Hayridge Hundred

Feniton is in Hayridge Hundred.

Hayridge hundred was originally known as Silverton Hundred – can’t find when it changed or why it was called Hayridge.

A Hundred is subdivision of a English Shire first noted in the 10th century and survived as a unit of local government until the 19th century. The origin of the name is Anglo Saxon for an area comprising of around 100 geld hides (this was a basic Anglo Saxon land unit for taxation prurposes). The origin is probably Germanic meaning 100 warriors or households. One hundred geld hides approximated to about 12000 acres or 18.75 square miles. The hundreds varied in size and the makeup of the parishes in each hundred continually changed. Each hundred had its own court which met regularly every four weeks until the 13th century by which time local lords had taken them over and they gradually lost importance from the 16th century onwards. The court was made up of Tythingmen from each of the parishes or Tything groups in the hundred. They had responsibility for crimes committed by members and jurisdiction over pleas of debt and trespass. In northern counties the equivalent to a hundred was known as a Wapentake – from the Norse word for the same unit.

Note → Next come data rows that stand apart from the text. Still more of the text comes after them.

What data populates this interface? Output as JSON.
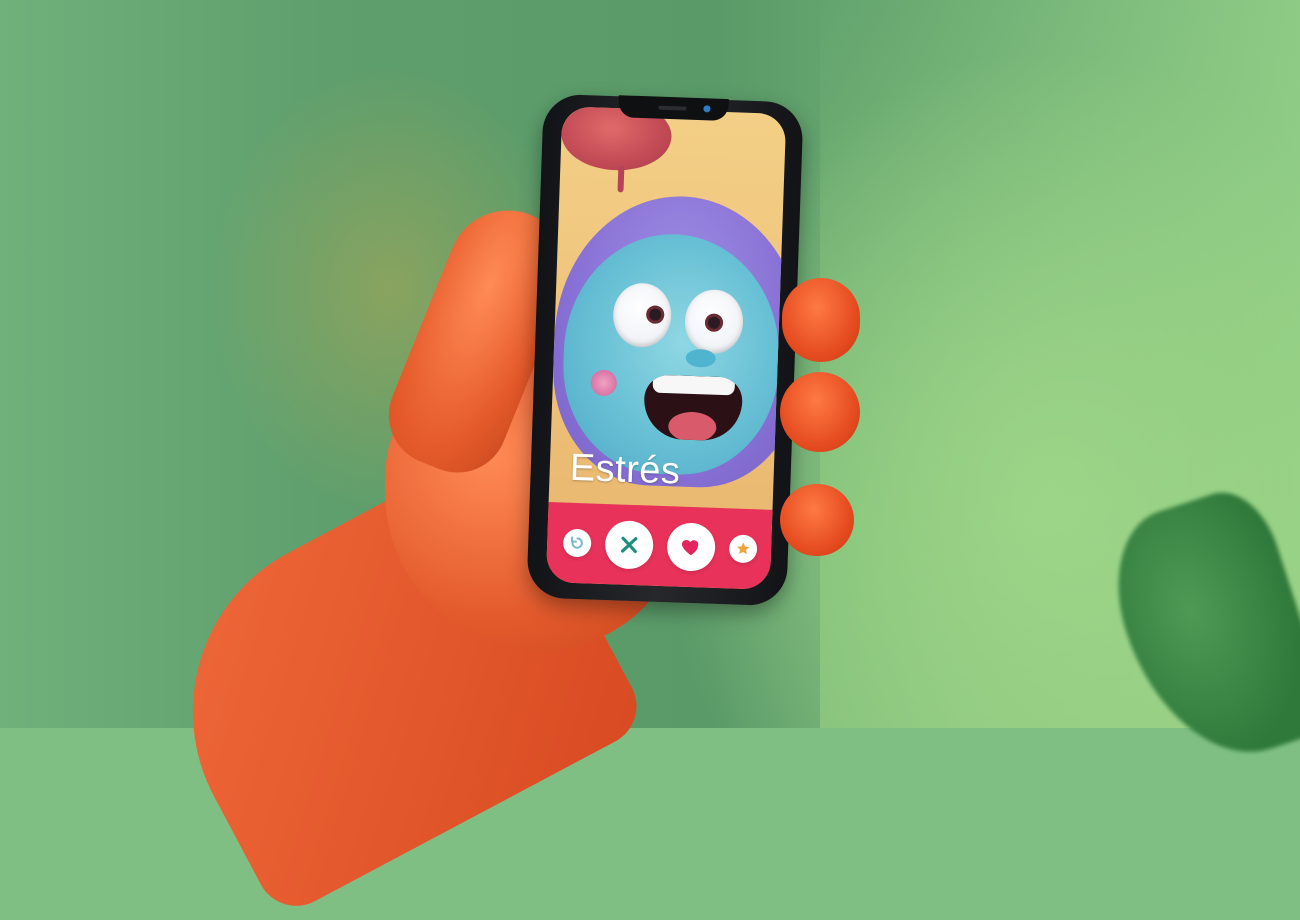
{
  "app": {
    "profile": {
      "name": "Estrés"
    },
    "actions": {
      "rewind_icon": "rewind-icon",
      "nope_icon": "x-icon",
      "like_icon": "heart-icon",
      "superlike_icon": "star-icon"
    },
    "colors": {
      "action_bar": "#e9325a",
      "nope": "#1e8f7e",
      "like": "#e4245c",
      "superlike": "#f2a33a",
      "rewind": "#7bb9d1"
    }
  }
}
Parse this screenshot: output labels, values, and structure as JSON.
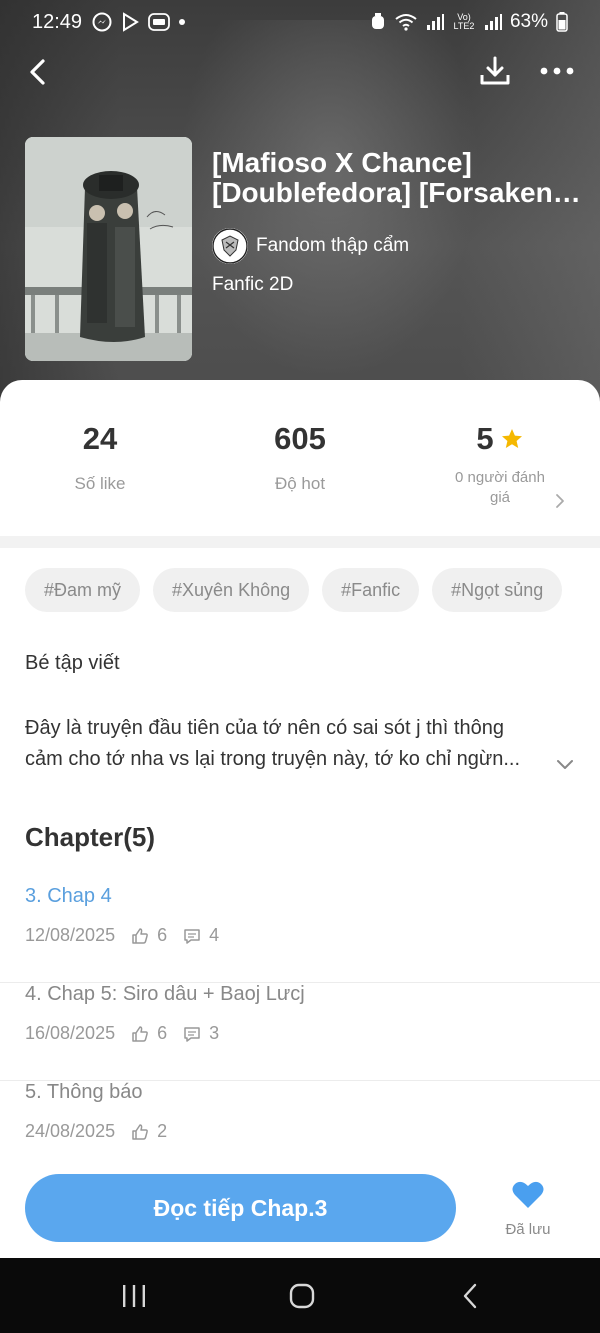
{
  "status_bar": {
    "time": "12:49",
    "network": "Vo) LTE2",
    "battery": "63%"
  },
  "story": {
    "title_line1": "[Mafioso X Chance]",
    "title_line2": "[Doublefedora] [Forsaken S...",
    "author": "Fandom thập cẩm",
    "category": "Fanfic 2D"
  },
  "stats": {
    "likes_value": "24",
    "likes_label": "Số like",
    "hot_value": "605",
    "hot_label": "Độ hot",
    "rating_value": "5",
    "rating_label": "0 người đánh giá"
  },
  "tags": [
    "#Đam mỹ",
    "#Xuyên Không",
    "#Fanfic",
    "#Ngọt sủng"
  ],
  "description": {
    "title": "Bé tập viết",
    "line1": "Đây là truyện đầu tiên của tớ nên có sai sót j thì thông",
    "line2": "cảm cho tớ nha vs lại trong truyện này, tớ ko chỉ ngừn..."
  },
  "chapters": {
    "heading": "Chapter(5)",
    "items": [
      {
        "name": "3. Chap 4",
        "date": "12/08/2025",
        "likes": "6",
        "comments": "4"
      },
      {
        "name": "4. Chap 5: Siro dâu + Baoj Lưcj",
        "date": "16/08/2025",
        "likes": "6",
        "comments": "3"
      },
      {
        "name": "5. Thông báo",
        "date": "24/08/2025",
        "likes": "2"
      }
    ]
  },
  "actions": {
    "continue_label": "Đọc tiếp Chap.3",
    "saved_label": "Đã lưu"
  },
  "colors": {
    "accent": "#5aa7ee",
    "active_chapter": "#5a9fde",
    "star": "#f5b800",
    "heart": "#4a9fef"
  }
}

Notes and details of the freeholders and attendees at Hayridge Hundred courts for the 17th and 18th centuries are held in the DRO – some have been transcribed by the Friends of the Record Office and are online. [Geoff]


  1. I too am puzzling over this one. The name changed between the Geldroll of 1084 and two centuries later in the Hundred roll of Edward I.
    More can be found in Reichel, Trans Dev Assoc XLII 1910 online at https://archive.org/details/reportandtransa17artgoog and https://archive.org/details/reportandtransa18artgoog
    There are several puzzling issues with this. It is claimed that the new name is from the hundred courts held at what is now Whoridge farm but this does not appear on a couple of the 18th century maps and is called Stone Farm on the first edition OS map.

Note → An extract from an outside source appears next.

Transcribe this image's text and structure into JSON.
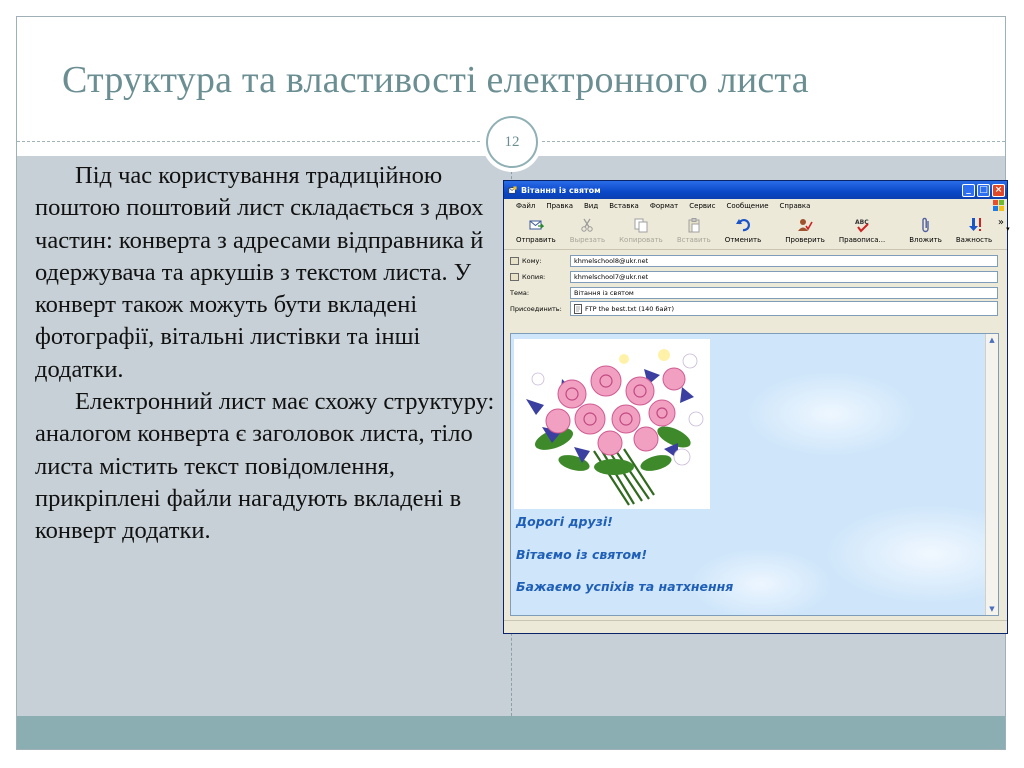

    1. Thank you Nick for your comment, and the web links. Very useful.